-------- Information provided --------

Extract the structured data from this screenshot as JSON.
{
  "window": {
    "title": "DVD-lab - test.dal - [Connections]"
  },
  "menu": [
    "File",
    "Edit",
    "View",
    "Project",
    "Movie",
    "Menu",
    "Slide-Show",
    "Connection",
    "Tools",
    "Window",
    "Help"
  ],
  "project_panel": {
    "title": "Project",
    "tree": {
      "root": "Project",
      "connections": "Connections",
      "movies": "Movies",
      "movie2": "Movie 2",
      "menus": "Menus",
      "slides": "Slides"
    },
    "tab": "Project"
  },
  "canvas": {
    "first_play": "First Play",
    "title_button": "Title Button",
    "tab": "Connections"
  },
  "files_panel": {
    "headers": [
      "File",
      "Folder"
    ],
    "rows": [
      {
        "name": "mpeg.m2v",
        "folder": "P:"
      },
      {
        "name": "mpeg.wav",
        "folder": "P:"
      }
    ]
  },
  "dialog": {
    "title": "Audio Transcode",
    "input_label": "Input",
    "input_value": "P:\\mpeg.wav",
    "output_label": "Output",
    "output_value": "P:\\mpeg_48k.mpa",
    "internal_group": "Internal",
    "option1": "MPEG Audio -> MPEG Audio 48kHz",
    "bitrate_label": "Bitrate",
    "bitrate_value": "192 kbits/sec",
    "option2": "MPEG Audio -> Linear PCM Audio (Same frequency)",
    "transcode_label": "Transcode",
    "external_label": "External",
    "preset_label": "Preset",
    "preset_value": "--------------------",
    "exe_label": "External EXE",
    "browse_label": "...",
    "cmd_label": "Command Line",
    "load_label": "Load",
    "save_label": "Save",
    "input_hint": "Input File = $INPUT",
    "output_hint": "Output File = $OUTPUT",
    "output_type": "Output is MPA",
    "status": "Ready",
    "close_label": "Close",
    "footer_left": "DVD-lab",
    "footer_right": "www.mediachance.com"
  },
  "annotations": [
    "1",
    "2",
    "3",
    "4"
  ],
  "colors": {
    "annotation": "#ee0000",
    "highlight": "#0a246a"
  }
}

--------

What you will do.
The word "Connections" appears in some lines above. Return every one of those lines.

Response area.
    "title": "DVD-lab - test.dal - [Connections]"
      "connections": "Connections",
    "tab": "Connections"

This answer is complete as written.